▶ _EXERCISE OBJECTIVE_
Would you write out all of the records that follow, exactly as they stand?

▶ _INFORMATION PROVIDED_
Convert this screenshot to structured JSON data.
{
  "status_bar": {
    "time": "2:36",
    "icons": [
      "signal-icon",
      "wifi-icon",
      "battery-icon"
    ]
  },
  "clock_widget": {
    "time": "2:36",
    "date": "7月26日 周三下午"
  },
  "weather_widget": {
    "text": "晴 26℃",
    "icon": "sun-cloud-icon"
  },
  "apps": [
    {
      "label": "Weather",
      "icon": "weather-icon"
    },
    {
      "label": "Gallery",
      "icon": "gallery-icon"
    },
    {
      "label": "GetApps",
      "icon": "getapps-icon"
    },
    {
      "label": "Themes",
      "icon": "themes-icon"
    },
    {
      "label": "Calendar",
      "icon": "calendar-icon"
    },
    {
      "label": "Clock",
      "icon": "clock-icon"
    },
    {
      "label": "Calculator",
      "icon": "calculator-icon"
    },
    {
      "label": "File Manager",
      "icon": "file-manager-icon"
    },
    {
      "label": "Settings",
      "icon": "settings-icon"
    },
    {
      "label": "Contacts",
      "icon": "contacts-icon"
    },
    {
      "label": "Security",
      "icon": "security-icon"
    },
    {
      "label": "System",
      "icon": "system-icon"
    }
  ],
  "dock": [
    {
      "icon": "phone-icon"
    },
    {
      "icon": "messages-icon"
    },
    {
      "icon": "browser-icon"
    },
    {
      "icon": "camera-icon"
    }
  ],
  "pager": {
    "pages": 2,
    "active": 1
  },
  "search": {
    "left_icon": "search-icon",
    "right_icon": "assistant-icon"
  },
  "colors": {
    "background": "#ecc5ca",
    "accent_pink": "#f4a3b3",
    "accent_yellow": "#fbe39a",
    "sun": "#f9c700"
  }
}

▶ _EXERCISE SOLUTION_
Convert this screenshot to structured JSON data.
{
  "status_bar": {
    "time": "2:36",
    "icons": [
      "signal-icon",
      "wifi-icon",
      "battery-icon"
    ]
  },
  "clock_widget": {
    "time": "2:36",
    "date": "7月26日 周三下午"
  },
  "weather_widget": {
    "text": "晴 26℃",
    "icon": "sun-cloud-icon"
  },
  "apps": [
    {
      "label": "Weather",
      "icon": "weather-icon"
    },
    {
      "label": "Gallery",
      "icon": "gallery-icon"
    },
    {
      "label": "GetApps",
      "icon": "getapps-icon"
    },
    {
      "label": "Themes",
      "icon": "themes-icon"
    },
    {
      "label": "Calendar",
      "icon": "calendar-icon"
    },
    {
      "label": "Clock",
      "icon": "clock-icon"
    },
    {
      "label": "Calculator",
      "icon": "calculator-icon"
    },
    {
      "label": "File Manager",
      "icon": "file-manager-icon"
    },
    {
      "label": "Settings",
      "icon": "settings-icon"
    },
    {
      "label": "Contacts",
      "icon": "contacts-icon"
    },
    {
      "label": "Security",
      "icon": "security-icon"
    },
    {
      "label": "System",
      "icon": "system-icon"
    }
  ],
  "dock": [
    {
      "icon": "phone-icon"
    },
    {
      "icon": "messages-icon"
    },
    {
      "icon": "browser-icon"
    },
    {
      "icon": "camera-icon"
    }
  ],
  "pager": {
    "pages": 2,
    "active": 1
  },
  "search": {
    "left_icon": "search-icon",
    "right_icon": "assistant-icon"
  },
  "colors": {
    "background": "#ecc5ca",
    "accent_pink": "#f4a3b3",
    "accent_yellow": "#fbe39a",
    "sun": "#f9c700"
  }
}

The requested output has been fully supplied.